Having traveled across the United States and met thousands of firefighters from all 50 states, I have been struck by the number of firefighters who earnestly believe that their chief stands head and shoulders above other chiefs in terms of being a horrible leader. Can virtually every fire chief in the United States really be a horrible leader? Is that possible? Or is there something else at work?
In many fire departments, chiefs and firefighters are stuck in a polarized relationship. It is easy to blame the present economy for the problem, but the reality is that the bad economy is just today’s excuse for a longstanding situation. The polarization problem is not new and it will not disappear once the economy rebounds.
Want to know a key symptom that the polarization problem exists in your department? Consider if this fits: Your last fire chief was horrible (although now that he is gone many conclude he was not all that bad). You changed fire chiefs, and within a short time the new chief became horrible, just like the old chief. Sound familiar? It probably applies to your last city administration as well. If this scenario does not sound even remotely familiar to you, then thank your lucky stars because you are one of the fortunate few.
Attorneys are trained to understand both sides of a dispute, regardless of which side they represent. When I listen to one polarized faction in a fire department talk about the other faction and then listen to the other side, a common denominator consistent from jurisdiction to jurisdiction is that each side villainizes the other. The firefighters villainize the chief. The chief villainizes the firefighters.
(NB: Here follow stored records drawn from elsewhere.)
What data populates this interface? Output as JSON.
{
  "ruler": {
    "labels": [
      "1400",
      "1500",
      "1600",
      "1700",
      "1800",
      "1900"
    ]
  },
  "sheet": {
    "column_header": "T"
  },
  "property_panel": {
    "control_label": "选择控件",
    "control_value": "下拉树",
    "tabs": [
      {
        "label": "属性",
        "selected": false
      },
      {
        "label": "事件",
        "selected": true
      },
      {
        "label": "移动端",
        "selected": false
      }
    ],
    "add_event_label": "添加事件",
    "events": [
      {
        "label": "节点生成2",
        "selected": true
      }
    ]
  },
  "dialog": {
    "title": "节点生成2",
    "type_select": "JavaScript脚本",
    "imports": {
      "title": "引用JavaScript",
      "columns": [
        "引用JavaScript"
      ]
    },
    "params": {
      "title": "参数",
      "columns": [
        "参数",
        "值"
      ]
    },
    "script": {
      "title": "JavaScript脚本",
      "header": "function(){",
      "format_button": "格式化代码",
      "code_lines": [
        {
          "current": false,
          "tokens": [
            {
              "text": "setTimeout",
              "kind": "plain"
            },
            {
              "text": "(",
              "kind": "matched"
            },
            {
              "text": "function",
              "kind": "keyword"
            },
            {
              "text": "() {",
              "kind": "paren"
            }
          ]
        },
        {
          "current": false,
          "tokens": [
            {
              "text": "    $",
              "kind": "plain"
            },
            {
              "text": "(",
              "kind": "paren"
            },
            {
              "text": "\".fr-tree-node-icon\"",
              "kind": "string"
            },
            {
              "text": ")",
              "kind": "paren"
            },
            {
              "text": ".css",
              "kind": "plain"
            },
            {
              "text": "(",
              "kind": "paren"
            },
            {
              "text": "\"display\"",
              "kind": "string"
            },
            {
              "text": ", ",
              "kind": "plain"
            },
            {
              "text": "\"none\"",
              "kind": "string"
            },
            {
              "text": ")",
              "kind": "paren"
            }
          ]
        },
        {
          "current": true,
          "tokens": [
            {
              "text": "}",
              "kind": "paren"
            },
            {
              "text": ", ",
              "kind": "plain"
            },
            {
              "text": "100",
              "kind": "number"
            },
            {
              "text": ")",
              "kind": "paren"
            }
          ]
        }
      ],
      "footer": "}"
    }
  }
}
Each side seems to relish the opportunity to further villainize the other with some new fact that shows just how horrible “they” are. Perhaps it is part of human nature, but having witnessed first-hand the dynamic play itself out in hundreds of departments, the scope of the problem is alarming.
Mark Gerzon’s book, Leading Through Conflict, does an excellent job of explaining the polarization process and its implications for organizational survival and progress. To be honest, solving the polarization problem is perhaps beyond our capability, but recognizing that it exists and dealing with the palpable consequences is something that anyone who cares about the fire service needs to be aware of.
As we have discussed, firefighters by and large are good, honest and sincere people. We care deeply about the citizens and taxpayers in ways that go beyond mere words and token actions. We are our brother’s keeper and the level of our commitment is measurable in our deeds. Noble, courageous, risking our lives for folks we do not even know, firefighters are in a role that is in some ways analogous to that of Robin Hood and his Merry Men.
In the polarized state of the fire service, opposing the firefighters are the fire chief and the city administration. Both are often demonized as being unethical and immoral, willing to compromise firefighter safety and civilian lives for the sake of a few pieces of gold. It should be no surprise then that the chief and the city administration can easily be cast into the roles of the Sheriff of Nottingham and Evil Prince John.
To be clear, the “Robin Hood syndrome” is a convenient metaphor to explore challenges facing the fire service. It is not consciously considered by any of the parties. Far from it; it is a fictional construct. Nevertheless, like Robin Hood, firefighters tend to view themselves as holding the moral high ground in a noble struggle against an enemy who seems to care little for the welfare of the average person.
Given the widespread polarization that exists in the fire service, how can anyone expect to successfully manage a fire department, let alone successfully manage a fire department’s reputation? What are the long-term consequences to a fire service that is polarized?
Polarization & Discipline